KNUDSON, J., dissenting: I respectfully dissent from the majority's holding in this appeal. The question in Mansell v. Mansell, 490 U.S. 581, 104 L. Ed. 2d 675, 109 S. Ct. 2023 (1989), was whether state courts, pursuant to 10 U.S.C. § 1408 (2000), could treat as divisible property upon divorce, military retirement pay waived by the retiree in order to receive veterans' disability benefits under 38 U.S.C. §§ 1110, 1131 (1994). Here, it is uncontroverted that Wesley's lump sum settlement does not constitute veterans' disability benefits under 38 U.S.C., nor has he waived any retirement pay.
The district court in a well-reasoned opinion found in material part:
"Mr. Wherrell is not receiving veterans disability benefits. In fact, Mr. Wherrell testified that he does not intend to apply for them and that even if he would apply for such benefits, he would receive no more than a ten percent disability. In this instance, Mr. Wherrell has not waived military retirement pay in order to receive veterans disability benefits. He received severance pay relating to his separation from naval service. As he was initially informed when placed on the [Temporary Disability Retired List], this severance pay was available because of his eligibility under the Temporary Early Retirement Authority. The nature of the benefits paid were defined by the terms of his placement on the Temporary Early Retired List on March 29, 1995 and the election he made when faced with returning to active service or retiring with separation severance pay. The funds are subject to this Court's jurisdiction and may be divided."

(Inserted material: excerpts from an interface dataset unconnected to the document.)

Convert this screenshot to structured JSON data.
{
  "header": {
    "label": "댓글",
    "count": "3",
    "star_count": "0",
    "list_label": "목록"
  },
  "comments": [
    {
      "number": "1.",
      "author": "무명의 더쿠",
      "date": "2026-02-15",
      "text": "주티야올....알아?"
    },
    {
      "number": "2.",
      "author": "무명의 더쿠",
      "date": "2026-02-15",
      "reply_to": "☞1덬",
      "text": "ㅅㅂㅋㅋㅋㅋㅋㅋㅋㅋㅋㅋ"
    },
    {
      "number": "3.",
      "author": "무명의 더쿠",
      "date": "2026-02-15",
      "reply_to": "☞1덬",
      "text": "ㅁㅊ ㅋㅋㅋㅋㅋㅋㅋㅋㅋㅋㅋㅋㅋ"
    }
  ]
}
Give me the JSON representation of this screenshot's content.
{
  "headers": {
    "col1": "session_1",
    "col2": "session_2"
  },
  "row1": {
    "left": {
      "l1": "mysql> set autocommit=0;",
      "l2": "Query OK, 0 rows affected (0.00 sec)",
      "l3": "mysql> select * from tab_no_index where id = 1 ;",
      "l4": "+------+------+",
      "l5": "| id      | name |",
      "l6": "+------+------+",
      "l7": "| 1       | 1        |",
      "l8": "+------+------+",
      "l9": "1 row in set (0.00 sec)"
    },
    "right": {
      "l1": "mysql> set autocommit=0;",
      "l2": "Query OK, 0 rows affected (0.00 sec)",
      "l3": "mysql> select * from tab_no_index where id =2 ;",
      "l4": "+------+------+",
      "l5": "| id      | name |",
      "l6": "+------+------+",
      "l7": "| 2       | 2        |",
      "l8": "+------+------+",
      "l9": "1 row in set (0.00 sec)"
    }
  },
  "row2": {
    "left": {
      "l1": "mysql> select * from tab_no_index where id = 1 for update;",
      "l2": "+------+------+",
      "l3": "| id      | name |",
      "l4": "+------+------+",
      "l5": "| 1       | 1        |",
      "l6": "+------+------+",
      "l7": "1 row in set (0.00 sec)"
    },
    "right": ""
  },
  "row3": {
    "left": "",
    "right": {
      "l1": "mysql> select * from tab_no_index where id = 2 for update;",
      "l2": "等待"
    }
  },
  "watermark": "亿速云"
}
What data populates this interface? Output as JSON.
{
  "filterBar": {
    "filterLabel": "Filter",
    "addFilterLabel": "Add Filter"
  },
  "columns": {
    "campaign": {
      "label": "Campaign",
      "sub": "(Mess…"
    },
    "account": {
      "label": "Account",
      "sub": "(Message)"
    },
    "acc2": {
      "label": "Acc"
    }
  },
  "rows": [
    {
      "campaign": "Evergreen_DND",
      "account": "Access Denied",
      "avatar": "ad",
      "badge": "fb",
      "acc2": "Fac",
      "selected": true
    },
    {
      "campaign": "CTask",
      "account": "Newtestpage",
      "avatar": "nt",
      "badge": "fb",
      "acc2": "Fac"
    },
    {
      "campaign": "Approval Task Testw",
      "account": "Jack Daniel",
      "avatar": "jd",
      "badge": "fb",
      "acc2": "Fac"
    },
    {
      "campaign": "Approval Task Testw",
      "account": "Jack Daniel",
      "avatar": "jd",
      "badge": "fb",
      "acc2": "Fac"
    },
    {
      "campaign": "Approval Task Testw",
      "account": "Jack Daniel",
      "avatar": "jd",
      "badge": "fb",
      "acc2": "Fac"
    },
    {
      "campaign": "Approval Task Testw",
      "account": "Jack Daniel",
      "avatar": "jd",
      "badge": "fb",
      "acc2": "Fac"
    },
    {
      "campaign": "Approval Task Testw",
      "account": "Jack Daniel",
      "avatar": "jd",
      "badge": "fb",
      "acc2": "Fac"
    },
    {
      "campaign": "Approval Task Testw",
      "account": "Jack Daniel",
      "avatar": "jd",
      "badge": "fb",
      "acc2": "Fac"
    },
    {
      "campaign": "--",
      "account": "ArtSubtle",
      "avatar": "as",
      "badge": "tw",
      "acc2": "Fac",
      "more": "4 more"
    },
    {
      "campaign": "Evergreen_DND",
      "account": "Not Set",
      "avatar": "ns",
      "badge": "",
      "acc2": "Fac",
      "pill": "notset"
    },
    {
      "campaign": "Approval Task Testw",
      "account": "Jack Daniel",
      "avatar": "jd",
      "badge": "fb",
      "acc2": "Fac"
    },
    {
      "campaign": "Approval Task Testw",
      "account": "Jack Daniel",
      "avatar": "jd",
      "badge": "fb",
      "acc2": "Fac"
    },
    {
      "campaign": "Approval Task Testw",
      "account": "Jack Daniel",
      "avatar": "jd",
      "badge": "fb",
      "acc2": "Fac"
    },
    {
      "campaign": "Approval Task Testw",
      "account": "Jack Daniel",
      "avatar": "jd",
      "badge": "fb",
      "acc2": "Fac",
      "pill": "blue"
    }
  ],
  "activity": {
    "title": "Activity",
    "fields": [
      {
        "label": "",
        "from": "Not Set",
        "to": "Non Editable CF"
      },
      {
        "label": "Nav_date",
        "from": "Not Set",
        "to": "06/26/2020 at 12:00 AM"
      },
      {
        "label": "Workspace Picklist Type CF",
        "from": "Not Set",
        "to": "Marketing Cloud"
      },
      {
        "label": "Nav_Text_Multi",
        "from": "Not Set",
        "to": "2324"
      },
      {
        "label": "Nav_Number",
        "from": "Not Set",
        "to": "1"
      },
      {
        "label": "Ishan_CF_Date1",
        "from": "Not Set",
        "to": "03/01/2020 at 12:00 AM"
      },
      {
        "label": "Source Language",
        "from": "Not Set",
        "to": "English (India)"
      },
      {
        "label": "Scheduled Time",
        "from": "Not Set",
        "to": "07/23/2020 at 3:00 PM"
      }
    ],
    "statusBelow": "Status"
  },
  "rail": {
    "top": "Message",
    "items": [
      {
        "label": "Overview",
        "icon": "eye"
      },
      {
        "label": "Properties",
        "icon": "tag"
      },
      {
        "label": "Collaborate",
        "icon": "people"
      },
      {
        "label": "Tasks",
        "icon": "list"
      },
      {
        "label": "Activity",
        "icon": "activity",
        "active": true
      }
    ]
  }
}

The district court correctly made the subtle distinction required under federal law, distinguishing veterans' disability benefits from retirement severance pay based upon disability. Wesley was afforded early retirement from the military because of disability with his severance pay calculated under 10 U.S.C. § 1212(a) (2000). Appropriately, Wesley received a federal income tax form 1099-R because the distribution was not exempt from the payment of income taxes. I completely agree with the district court that neither 10 U.S.C. § 1408(a)(4)(B) or the Mansell holding preclude division of Wesley's lump sum retirement payment by the district court. I would affirm the district court upon this issue and decide the remaining issues presented on their respective merits.